But none of those amendments were even necessary to enable Veeva Systems, an NYSE-listed provider of cloud-based software for the global life sciences industry, to convert from a traditional corporation to a PBC (as first noted on blog).   Veeva Systems has announced that it is the “first publicly traded company and largest-ever to convert to a PBC.” And what’s most stunning is that the proposal to convert to a PBC achieved an astonishing vote level: “99% of voting shareholders support the company’s proposal to become a public benefit corporation (PBC), including the vast majority of Veeva’s largest shareholders.” (The company does have dual-class shares; according to the Form 8-K, there were approximately 136 million shares of Class A common and 15 million shares of Class B common entitled to ten votes per share. But still, what proposals ever receive 99% support?) 

In Veeva’s proxy statement, its CEO positioned the conversion proposal as not only a way to adhere to Veeva’s core value of “do the right thing,” but also to enhance its “ability to create shareholder value.” According to the CEO, Veeva believes it

“should demonstrate leadership and innovation not only in our products and services, but in everything we do. We are proud to be the first large public company in the U.S. to propose a PBC conversion to its shareholders. Why us and why now? As we have grown and as our customer relationships have deepened, we have become increasingly important to the life sciences industry’s ability to improve health and extend lives. Looking ahead, Veeva has the potential to become essential to the process of developing medicines and cures and bringing them to patients. Society’s interest in the success and sustainability of this process is clear. Our vision is not sustainable over the long term if it is only about financial returns. We have also always believed that our deep commitment to customers, employees, and our core value of ‘do the right thing’ enhances our ability to create shareholder value.”

In addition, in the proxy statement, Veeva contended,

“PBC conversion better aligns our legal responsibilities to our core values—do the right thing, customer success, employee success, and speed—and our approach to decision making. More specifically, we believe that becoming a PBC is valuable for our customers and employees, does not diminish the rights of our investors, may benefit our relationships with other key groups, and can be beneficial to our long-term financial performance. We believe that these factors accrue to shareholder value creation….Long-term purpose alignment with our customers and the industry we serve is important as we ask our customers to make even deeper commitments to Veeva for technology systems they may use for decades. We believe our proposed public benefit purpose (and our PBC commitment to consider the interest of customer stakeholders) solidifies this alignment and can give our customers increased confidence to invest in Veeva’s technology solutions, which has the potential to make our revenue base more durable and enhance our ability to invest in innovation for our customers. We believe these customer benefits translate to better shareholder returns over the long term.”

In recent years, we have witnessed intensifying investor focus on sustainability as a strategy.
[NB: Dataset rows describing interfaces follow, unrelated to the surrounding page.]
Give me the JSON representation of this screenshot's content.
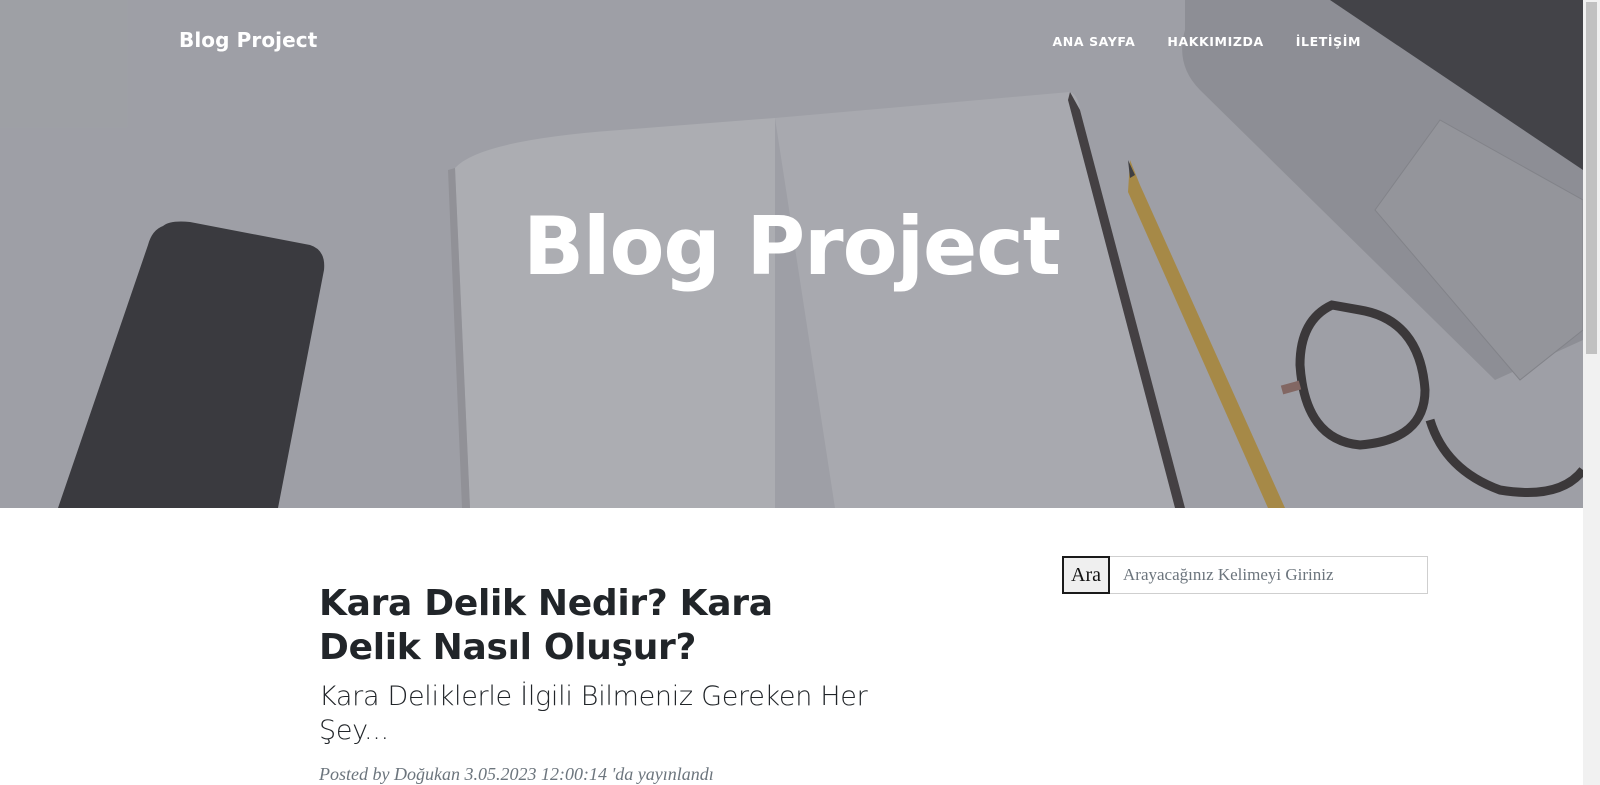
{
  "navbar": {
    "brand": "Blog Project",
    "links": [
      "ANA SAYFA",
      "HAKKIMIZDA",
      "İLETİŞİM"
    ]
  },
  "hero": {
    "title": "Blog Project"
  },
  "search": {
    "button_label": "Ara",
    "placeholder": "Arayacağınız Kelimeyi Giriniz"
  },
  "post": {
    "title": "Kara Delik Nedir? Kara Delik Nasıl Oluşur?",
    "subtitle": "Kara Deliklerle İlgili Bilmeniz Gereken Her Şey...",
    "meta": "Posted by Doğukan 3.05.2023 12:00:14 'da yayınlandı"
  },
  "colors": {
    "heading": "#212529",
    "muted": "#6c757d",
    "hero_overlay": "#50525a"
  }
}
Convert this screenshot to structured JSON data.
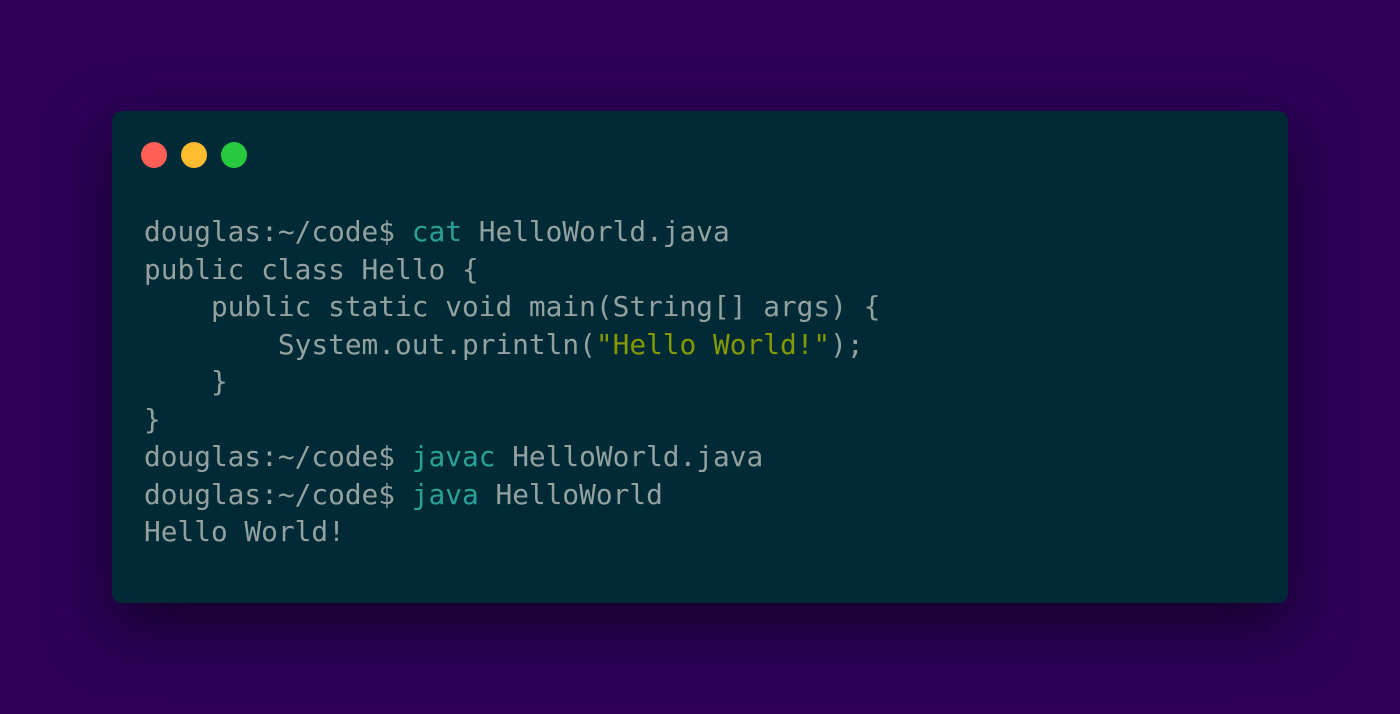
{
  "colors": {
    "background": "#2e0058",
    "window": "#002b36",
    "text": "#93a1a1",
    "command": "#2aa198",
    "string": "#859900",
    "close": "#ff5f56",
    "minimize": "#ffbd2e",
    "maximize": "#27c93f"
  },
  "window_controls": [
    "close",
    "minimize",
    "maximize"
  ],
  "terminal": {
    "line1": {
      "prompt": "douglas:~/code$ ",
      "command": "cat",
      "args": " HelloWorld.java"
    },
    "line2": {
      "text": "public class Hello {"
    },
    "line3": {
      "text": "    public static void main(String[] args) {"
    },
    "line4": {
      "before": "        System.out.println(",
      "string": "\"Hello World!\"",
      "after": ");"
    },
    "line5": {
      "text": "    }"
    },
    "line6": {
      "text": "}"
    },
    "line7": {
      "prompt": "douglas:~/code$ ",
      "command": "javac",
      "args": " HelloWorld.java"
    },
    "line8": {
      "prompt": "douglas:~/code$ ",
      "command": "java",
      "args": " HelloWorld"
    },
    "line9": {
      "text": "Hello World!"
    }
  }
}
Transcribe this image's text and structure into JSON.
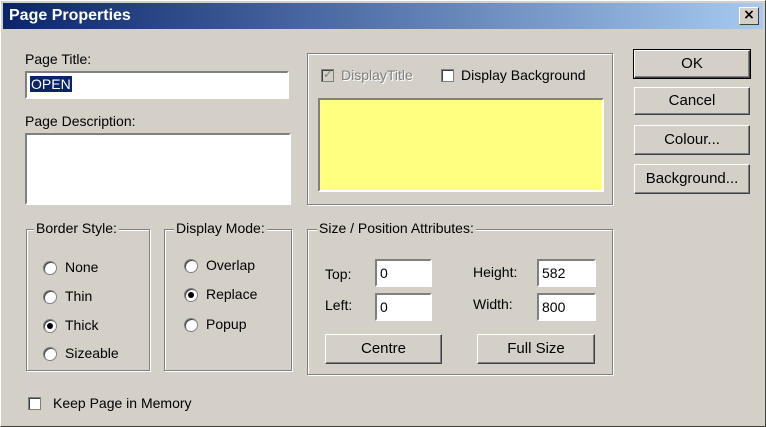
{
  "window": {
    "title": "Page Properties",
    "close_label": "×"
  },
  "page_title": {
    "label": "Page Title:",
    "value": "OPEN"
  },
  "page_description": {
    "label": "Page Description:",
    "value": ""
  },
  "display": {
    "display_title_label": "DisplayTitle",
    "display_title_checked": true,
    "display_title_disabled": true,
    "display_background_label": "Display Background",
    "display_background_checked": false,
    "preview_color": "#ffff80"
  },
  "buttons": {
    "ok": "OK",
    "cancel": "Cancel",
    "colour": "Colour...",
    "background": "Background..."
  },
  "border_style": {
    "legend": "Border Style:",
    "options": [
      "None",
      "Thin",
      "Thick",
      "Sizeable"
    ],
    "selected": "Thick"
  },
  "display_mode": {
    "legend": "Display Mode:",
    "options": [
      "Overlap",
      "Replace",
      "Popup"
    ],
    "selected": "Replace"
  },
  "size_position": {
    "legend": "Size / Position Attributes:",
    "top_label": "Top:",
    "top_value": "0",
    "left_label": "Left:",
    "left_value": "0",
    "height_label": "Height:",
    "height_value": "582",
    "width_label": "Width:",
    "width_value": "800",
    "centre_label": "Centre",
    "full_size_label": "Full Size"
  },
  "keep_in_memory": {
    "label": "Keep Page in Memory",
    "checked": false
  }
}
For example, in his 2020 annual letter to CEOs, Laurence Fink, CEO of BlackRock, the world’s largest asset manager, announced a number of initiatives designed to put “sustainability at the center of [BlackRock’s] investment approach.” (See this PubCo post). And swelling numbers of companies have declared their commitments to all stakeholders, as reflected, for example, in the Business Roundtable’s adoption of a new Statement on the Purpose of a Corporation (see this PubCo post) and the World Economic Forum’s Stakeholder Principles in the COVID Era (see this PubCo post).  Veeva may reportedly have been the first publicly traded company to ask its shareholders to approve its transformation to a PBC.  The question is, will it be the last?

Posted by Cydney Posner